[[ Data for this exercise, beginning ]]
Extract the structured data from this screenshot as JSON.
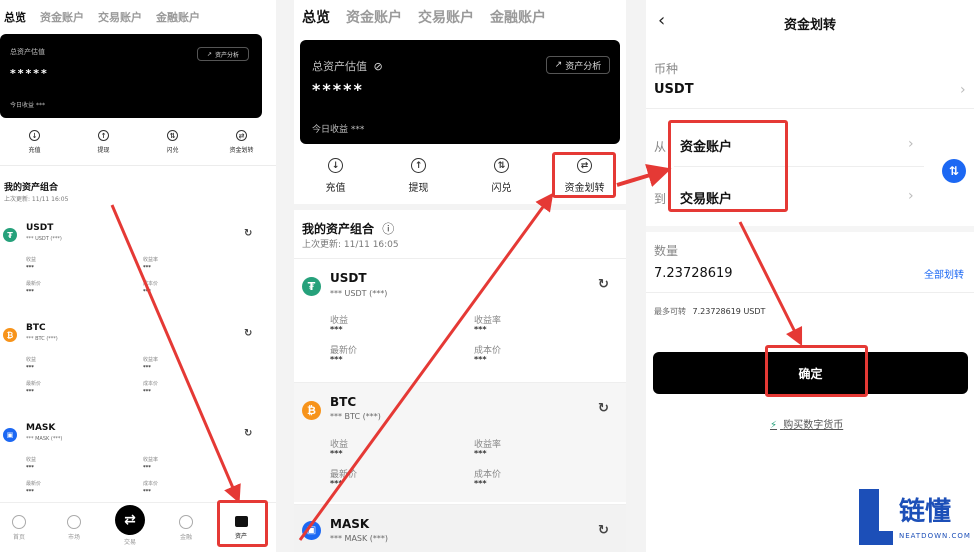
{
  "panel1": {
    "tabs": [
      "总览",
      "资金账户",
      "交易账户",
      "金融账户"
    ],
    "card": {
      "label": "总资产估值",
      "value": "*****",
      "analysis": "资产分析",
      "today": "今日收益",
      "today_value": "***"
    },
    "actions": [
      "充值",
      "提现",
      "闪兑",
      "资金划转"
    ],
    "section_title": "我的资产组合",
    "updated": "上次更新: 11/11 16:05",
    "assets": [
      {
        "symbol": "USDT",
        "sub": "*** USDT (***)",
        "f1": "收益",
        "f2": "收益率",
        "f3": "最新价",
        "f4": "成本价",
        "v": "***"
      },
      {
        "symbol": "BTC",
        "sub": "*** BTC (***)",
        "f1": "收益",
        "f2": "收益率",
        "f3": "最新价",
        "f4": "成本价",
        "v": "***"
      },
      {
        "symbol": "MASK",
        "sub": "*** MASK (***)",
        "f1": "收益",
        "f2": "收益率",
        "f3": "最新价",
        "f4": "成本价",
        "v": "***"
      }
    ],
    "nav": [
      "首页",
      "市场",
      "交易",
      "金融",
      "资产"
    ]
  },
  "panel2": {
    "tabs": [
      "总览",
      "资金账户",
      "交易账户",
      "金融账户"
    ],
    "card": {
      "label": "总资产估值",
      "value": "*****",
      "analysis": "资产分析",
      "today": "今日收益",
      "today_value": "***"
    },
    "actions": [
      "充值",
      "提现",
      "闪兑",
      "资金划转"
    ],
    "section_title": "我的资产组合",
    "updated": "上次更新: 11/11 16:05",
    "assets": [
      {
        "symbol": "USDT",
        "sub": "*** USDT (***)",
        "f1": "收益",
        "f2": "收益率",
        "f3": "最新价",
        "f4": "成本价",
        "v": "***"
      },
      {
        "symbol": "BTC",
        "sub": "*** BTC (***)",
        "f1": "收益",
        "f2": "收益率",
        "f3": "最新价",
        "f4": "成本价",
        "v": "***"
      },
      {
        "symbol": "MASK",
        "sub": "*** MASK (***)"
      }
    ]
  },
  "panel3": {
    "title": "资金划转",
    "currency_label": "币种",
    "currency_value": "USDT",
    "from_label": "从",
    "from_value": "资金账户",
    "to_label": "到",
    "to_value": "交易账户",
    "amount_label": "数量",
    "amount_value": "7.23728619",
    "transfer_all": "全部划转",
    "max_label": "最多可转",
    "max_value": "7.23728619 USDT",
    "confirm": "确定",
    "buy_link": "购买数字货币"
  },
  "watermark": {
    "brand": "链懂",
    "domain": "NEATDOWN.COM"
  },
  "colors": {
    "red": "#e53935",
    "usdt": "#26a17b",
    "btc": "#f7931a",
    "mask": "#1c68f3",
    "swap": "#1c68f3",
    "link": "#1c68f3"
  }
}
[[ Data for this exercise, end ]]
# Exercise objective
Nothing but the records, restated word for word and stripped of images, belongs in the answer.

# Exercise solution
Extract the structured data from this screenshot as JSON.
{
  "panel1": {
    "tabs": [
      "总览",
      "资金账户",
      "交易账户",
      "金融账户"
    ],
    "card": {
      "label": "总资产估值",
      "value": "*****",
      "analysis": "资产分析",
      "today": "今日收益",
      "today_value": "***"
    },
    "actions": [
      "充值",
      "提现",
      "闪兑",
      "资金划转"
    ],
    "section_title": "我的资产组合",
    "updated": "上次更新: 11/11 16:05",
    "assets": [
      {
        "symbol": "USDT",
        "sub": "*** USDT (***)",
        "f1": "收益",
        "f2": "收益率",
        "f3": "最新价",
        "f4": "成本价",
        "v": "***"
      },
      {
        "symbol": "BTC",
        "sub": "*** BTC (***)",
        "f1": "收益",
        "f2": "收益率",
        "f3": "最新价",
        "f4": "成本价",
        "v": "***"
      },
      {
        "symbol": "MASK",
        "sub": "*** MASK (***)",
        "f1": "收益",
        "f2": "收益率",
        "f3": "最新价",
        "f4": "成本价",
        "v": "***"
      }
    ],
    "nav": [
      "首页",
      "市场",
      "交易",
      "金融",
      "资产"
    ]
  },
  "panel2": {
    "tabs": [
      "总览",
      "资金账户",
      "交易账户",
      "金融账户"
    ],
    "card": {
      "label": "总资产估值",
      "value": "*****",
      "analysis": "资产分析",
      "today": "今日收益",
      "today_value": "***"
    },
    "actions": [
      "充值",
      "提现",
      "闪兑",
      "资金划转"
    ],
    "section_title": "我的资产组合",
    "updated": "上次更新: 11/11 16:05",
    "assets": [
      {
        "symbol": "USDT",
        "sub": "*** USDT (***)",
        "f1": "收益",
        "f2": "收益率",
        "f3": "最新价",
        "f4": "成本价",
        "v": "***"
      },
      {
        "symbol": "BTC",
        "sub": "*** BTC (***)",
        "f1": "收益",
        "f2": "收益率",
        "f3": "最新价",
        "f4": "成本价",
        "v": "***"
      },
      {
        "symbol": "MASK",
        "sub": "*** MASK (***)"
      }
    ]
  },
  "panel3": {
    "title": "资金划转",
    "currency_label": "币种",
    "currency_value": "USDT",
    "from_label": "从",
    "from_value": "资金账户",
    "to_label": "到",
    "to_value": "交易账户",
    "amount_label": "数量",
    "amount_value": "7.23728619",
    "transfer_all": "全部划转",
    "max_label": "最多可转",
    "max_value": "7.23728619 USDT",
    "confirm": "确定",
    "buy_link": "购买数字货币"
  },
  "watermark": {
    "brand": "链懂",
    "domain": "NEATDOWN.COM"
  },
  "colors": {
    "red": "#e53935",
    "usdt": "#26a17b",
    "btc": "#f7931a",
    "mask": "#1c68f3",
    "swap": "#1c68f3",
    "link": "#1c68f3"
  }
}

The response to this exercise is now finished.